▶ **EXERCISE INSTRUCTIONS**: Work out how many lines below contain "General", then write only that number.

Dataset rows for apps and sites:
----
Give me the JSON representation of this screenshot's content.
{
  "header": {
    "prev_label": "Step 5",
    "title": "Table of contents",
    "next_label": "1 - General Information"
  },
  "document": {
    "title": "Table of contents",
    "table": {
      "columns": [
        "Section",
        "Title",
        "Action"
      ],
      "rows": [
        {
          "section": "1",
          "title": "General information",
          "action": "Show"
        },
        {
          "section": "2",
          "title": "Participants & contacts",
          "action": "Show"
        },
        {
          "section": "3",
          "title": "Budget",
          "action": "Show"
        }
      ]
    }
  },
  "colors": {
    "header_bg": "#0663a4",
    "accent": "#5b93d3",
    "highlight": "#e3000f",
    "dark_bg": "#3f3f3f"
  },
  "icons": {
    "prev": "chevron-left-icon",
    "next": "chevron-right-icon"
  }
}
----
▶ **RESULT FOR THIS EXERCISE**: 2